Wisconsin Badgers-Iowa Hawkeyes: Letdown Or No Letdown?

Jeff RobbinsContributor IOctober 22, 2010

MADISON, WI - SEPTEMBER 22: Tyler Donovan #12 of the Wisconsin Badgers looks to hand off the ball against the Iowa Hawkeyes at Camp Randall Stadium September 22, 2007 in Madison, Wisconsin. (Photo by Jonathan Daniel/Getty Images)
Jonathan Daniel/Getty Images

I shouldn’t have changed my mind.

No, I’m not talking about my decision in 1983 not to buy Duran Duran’s Seven and the Ragged Tiger after being snubbed by the cashier at Great American Music when I was 12 years old—that was a smart decision.

No, I’m talking about my reversal on last week’s Ohio State/Wisconsin game.

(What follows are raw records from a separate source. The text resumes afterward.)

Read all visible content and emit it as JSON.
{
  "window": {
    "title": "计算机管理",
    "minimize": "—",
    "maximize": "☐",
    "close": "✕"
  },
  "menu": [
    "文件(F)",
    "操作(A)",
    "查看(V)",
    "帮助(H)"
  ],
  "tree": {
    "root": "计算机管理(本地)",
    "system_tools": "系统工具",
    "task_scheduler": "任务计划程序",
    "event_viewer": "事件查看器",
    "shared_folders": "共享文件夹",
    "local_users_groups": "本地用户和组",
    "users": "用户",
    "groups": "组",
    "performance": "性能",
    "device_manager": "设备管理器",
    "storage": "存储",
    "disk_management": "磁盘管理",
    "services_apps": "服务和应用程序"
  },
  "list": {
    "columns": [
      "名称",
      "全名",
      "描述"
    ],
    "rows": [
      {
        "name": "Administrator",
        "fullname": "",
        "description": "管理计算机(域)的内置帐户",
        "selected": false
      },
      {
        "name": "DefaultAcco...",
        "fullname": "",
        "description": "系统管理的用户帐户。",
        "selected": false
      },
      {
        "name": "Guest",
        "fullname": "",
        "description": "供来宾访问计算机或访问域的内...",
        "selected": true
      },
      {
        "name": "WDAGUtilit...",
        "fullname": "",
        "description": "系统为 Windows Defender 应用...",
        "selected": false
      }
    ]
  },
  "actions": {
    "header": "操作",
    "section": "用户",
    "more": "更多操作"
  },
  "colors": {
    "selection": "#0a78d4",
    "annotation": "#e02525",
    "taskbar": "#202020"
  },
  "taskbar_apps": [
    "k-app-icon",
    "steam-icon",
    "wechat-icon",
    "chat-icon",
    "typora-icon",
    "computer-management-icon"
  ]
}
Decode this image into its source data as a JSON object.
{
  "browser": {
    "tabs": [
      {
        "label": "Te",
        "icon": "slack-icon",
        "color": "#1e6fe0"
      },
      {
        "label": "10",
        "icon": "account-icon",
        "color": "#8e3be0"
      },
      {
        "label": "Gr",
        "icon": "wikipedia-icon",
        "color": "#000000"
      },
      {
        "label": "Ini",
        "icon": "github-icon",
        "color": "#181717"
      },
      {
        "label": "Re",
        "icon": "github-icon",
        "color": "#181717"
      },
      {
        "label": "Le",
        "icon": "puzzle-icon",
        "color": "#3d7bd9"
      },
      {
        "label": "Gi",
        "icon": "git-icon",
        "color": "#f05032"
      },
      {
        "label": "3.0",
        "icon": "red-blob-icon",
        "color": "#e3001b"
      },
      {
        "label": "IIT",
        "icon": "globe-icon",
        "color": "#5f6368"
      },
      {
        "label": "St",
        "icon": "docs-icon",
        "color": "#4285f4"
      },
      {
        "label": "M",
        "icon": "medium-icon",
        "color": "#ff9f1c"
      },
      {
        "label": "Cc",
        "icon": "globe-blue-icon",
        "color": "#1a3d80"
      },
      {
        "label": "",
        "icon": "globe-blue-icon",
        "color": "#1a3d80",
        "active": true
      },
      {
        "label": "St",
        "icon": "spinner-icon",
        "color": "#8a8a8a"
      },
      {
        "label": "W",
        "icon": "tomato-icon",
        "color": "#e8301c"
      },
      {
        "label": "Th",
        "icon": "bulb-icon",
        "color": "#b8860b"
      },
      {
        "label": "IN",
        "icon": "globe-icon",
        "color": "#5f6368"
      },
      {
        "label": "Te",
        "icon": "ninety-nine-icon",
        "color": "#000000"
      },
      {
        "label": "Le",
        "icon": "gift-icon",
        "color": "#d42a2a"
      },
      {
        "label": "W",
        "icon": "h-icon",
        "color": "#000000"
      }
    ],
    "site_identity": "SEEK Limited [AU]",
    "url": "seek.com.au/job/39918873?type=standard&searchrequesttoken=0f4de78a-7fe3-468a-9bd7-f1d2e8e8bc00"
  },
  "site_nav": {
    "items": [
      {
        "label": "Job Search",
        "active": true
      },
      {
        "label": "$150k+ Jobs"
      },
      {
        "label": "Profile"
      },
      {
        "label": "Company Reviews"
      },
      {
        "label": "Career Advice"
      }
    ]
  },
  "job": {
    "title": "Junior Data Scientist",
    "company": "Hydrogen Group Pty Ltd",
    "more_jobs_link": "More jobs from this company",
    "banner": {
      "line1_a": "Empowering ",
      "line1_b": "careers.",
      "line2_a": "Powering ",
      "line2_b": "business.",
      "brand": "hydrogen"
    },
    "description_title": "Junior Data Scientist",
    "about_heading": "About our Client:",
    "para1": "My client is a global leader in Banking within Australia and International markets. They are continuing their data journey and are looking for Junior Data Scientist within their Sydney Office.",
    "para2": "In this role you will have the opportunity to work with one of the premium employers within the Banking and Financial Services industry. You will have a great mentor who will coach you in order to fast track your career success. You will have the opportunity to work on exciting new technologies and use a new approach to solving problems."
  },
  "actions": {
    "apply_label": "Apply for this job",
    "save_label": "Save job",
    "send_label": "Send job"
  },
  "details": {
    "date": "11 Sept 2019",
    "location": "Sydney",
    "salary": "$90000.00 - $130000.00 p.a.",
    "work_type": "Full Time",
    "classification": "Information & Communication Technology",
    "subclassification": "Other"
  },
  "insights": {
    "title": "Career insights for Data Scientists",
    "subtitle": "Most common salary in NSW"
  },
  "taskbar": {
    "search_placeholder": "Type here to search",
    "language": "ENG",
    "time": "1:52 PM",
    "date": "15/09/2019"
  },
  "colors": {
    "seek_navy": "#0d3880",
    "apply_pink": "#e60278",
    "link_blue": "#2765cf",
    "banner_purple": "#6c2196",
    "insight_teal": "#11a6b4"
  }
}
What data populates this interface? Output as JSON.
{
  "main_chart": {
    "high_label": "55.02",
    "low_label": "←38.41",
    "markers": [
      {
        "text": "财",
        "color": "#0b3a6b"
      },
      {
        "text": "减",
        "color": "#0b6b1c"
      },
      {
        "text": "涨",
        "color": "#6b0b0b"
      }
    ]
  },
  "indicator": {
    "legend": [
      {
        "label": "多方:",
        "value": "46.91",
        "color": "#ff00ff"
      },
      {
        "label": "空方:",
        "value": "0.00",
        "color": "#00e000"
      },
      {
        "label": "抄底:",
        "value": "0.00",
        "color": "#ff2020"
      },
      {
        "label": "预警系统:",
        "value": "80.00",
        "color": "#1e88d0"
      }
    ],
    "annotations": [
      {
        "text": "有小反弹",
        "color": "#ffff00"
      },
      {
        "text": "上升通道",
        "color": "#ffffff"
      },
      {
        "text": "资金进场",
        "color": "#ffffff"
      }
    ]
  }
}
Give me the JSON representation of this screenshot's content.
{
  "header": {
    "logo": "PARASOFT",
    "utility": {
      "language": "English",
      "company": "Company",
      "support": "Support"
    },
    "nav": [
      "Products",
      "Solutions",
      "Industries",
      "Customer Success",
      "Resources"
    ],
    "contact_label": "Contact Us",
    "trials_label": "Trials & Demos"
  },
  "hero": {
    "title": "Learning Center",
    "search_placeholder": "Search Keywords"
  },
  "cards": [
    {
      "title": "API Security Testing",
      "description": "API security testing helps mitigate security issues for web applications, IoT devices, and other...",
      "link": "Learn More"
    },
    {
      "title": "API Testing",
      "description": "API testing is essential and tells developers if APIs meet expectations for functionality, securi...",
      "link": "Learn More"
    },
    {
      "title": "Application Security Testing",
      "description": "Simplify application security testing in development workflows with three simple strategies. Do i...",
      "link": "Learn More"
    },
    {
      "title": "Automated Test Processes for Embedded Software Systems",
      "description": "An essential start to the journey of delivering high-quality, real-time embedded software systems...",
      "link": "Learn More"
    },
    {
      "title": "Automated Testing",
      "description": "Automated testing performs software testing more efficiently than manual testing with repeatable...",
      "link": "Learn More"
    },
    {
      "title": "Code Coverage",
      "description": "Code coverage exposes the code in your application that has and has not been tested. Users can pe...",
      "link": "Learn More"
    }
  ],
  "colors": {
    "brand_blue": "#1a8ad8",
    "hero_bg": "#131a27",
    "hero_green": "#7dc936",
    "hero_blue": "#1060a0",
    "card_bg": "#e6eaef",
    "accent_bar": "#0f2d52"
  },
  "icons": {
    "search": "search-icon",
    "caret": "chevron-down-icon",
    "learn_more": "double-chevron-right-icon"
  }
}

In my preseason preview, I picked the Badgers to win, saying that I liked Wisconsin to make a statement against the overhyped Buckeyes.

But after the Spartans defeated Bucky and what I felt was a less than inspiring Homecoming win over a truly awful Minnesota team, I backed off and went with the Buckeyes in my game preview.

Big mistake.

Well, now I’m faced with the same exact problem.

In September, I picked the Iowa Hawkeyes to hand the Badgers their only loss of the season Saturday in Iowa City. But after the Badgers’ exhilarating and impressive win over Ohio State, I’m loath to pick against Wisconsin.

Not only did the 2010 Badgers and Bret Bielema prove themselves capable of playing and beating the big boys last week at Camp Randall, but I simply don’t want to be Mr. Negative for two consecutive weeks.

So how can the Badgers topple Iowa and claim the Heartland Trophy for just the third time in the seven-year history of the brass bull? Let’s look at the top storylines of the game:


1. Run the ball. Duh.

The biggest reason I backtracked on my preseason belief that Wisconsin could beat Ohio State was, not only the 2010 Buckeyes’ ridiculously stout rush defense (they had been allowing just 78.7 yards per game), but also John Clay’s pedestrian numbers against the Buckeyes over the last two years.

Apparently etching your offensive linemen’s numbers into your hair makes a difference, as Ohio State was not able to contain Clay for a third time, nor could they stop freshman sensation James White, whose success could singlehandedly keep paper companies in business.

After last week’s slicing and dicing of Ohio State, who now leads the Big Ten in rushing defense? Iowa, allowing just 83.8 yards per game. But after last week, I’m betting that White and Clay will get theirs.


2. Avoid the letdown.

Fans might fear that after last week’s enormous victory, the Badgers’ first win over a No. 1 ranked team since 1981, that Bielema and his boys would have a hard time getting up for the Hawkeyes.

While there is no doubt that playing Iowa in Iowa City a week after hosting Ohio State is a huge challenge, the Badgers would love nothing more than to take down Iowa.

Iowa is the only team that Bucky has a current two-game losing streak against, the only team left on their schedule standing between them and a realistic shot at a Big Ten title and the only team to have its logo tattooed on their head coach’s body.

Not to mention that whoever wins the Heartland Trophy Saturday gets to hold on to it until 2013, the next time Wisconsin and Iowa will play under the new Big Ten divisions that take effect next year. If Bucky loses, it will be because Iowa outplays them, not because they couldn’t get motivated.


3. Tolzien must avoid the turnover.

Yes, Iowa quarterback Ricky Stanzi and Wisconsin quarterback Scott Tolzien have eerily similar statistics this season.

Through six games, Stanzi has completed 99 of 145 passes for a 68.3 completion percentage. Through seven games, Tolzien has completed 105 of 148 passes for a 70.9 completion percentage.

Stanzi has thrown for 1,474 yards. Tolzien for 1,353 yards.

What’s not so similar are the quarterbacks’ touchdown-to-interception ratios: Stanzi has thrown 13 touchdowns and only two interceptions in 2010, while Tolzien has mustered only seven touchdowns while throwing three picks.

And Tolzien had an awful day last year against Iowa, completing just 15 of 25 passes with no less than three interceptions and no touchdowns in a depressing 20-10 loss.

And that game was in Madison.

Tolzien has never started a game at Kinnick Stadium, and he must have an efficient—not great, but efficient and turnover-free—day if the Badgers hope to knock off the Hawkeyes for the first time since 2007.

If the Badgers were at home, I would take them to win this game in a heartbeat. But on the road, I have to hesitate. As I write this, the Hawkeyes are favored by six. Unfortunately, that sounds about right.

Final score prediction in September: Iowa 23, Wisconsin 14. Revised final score prediction: Iowa 27, Wisconsin 20.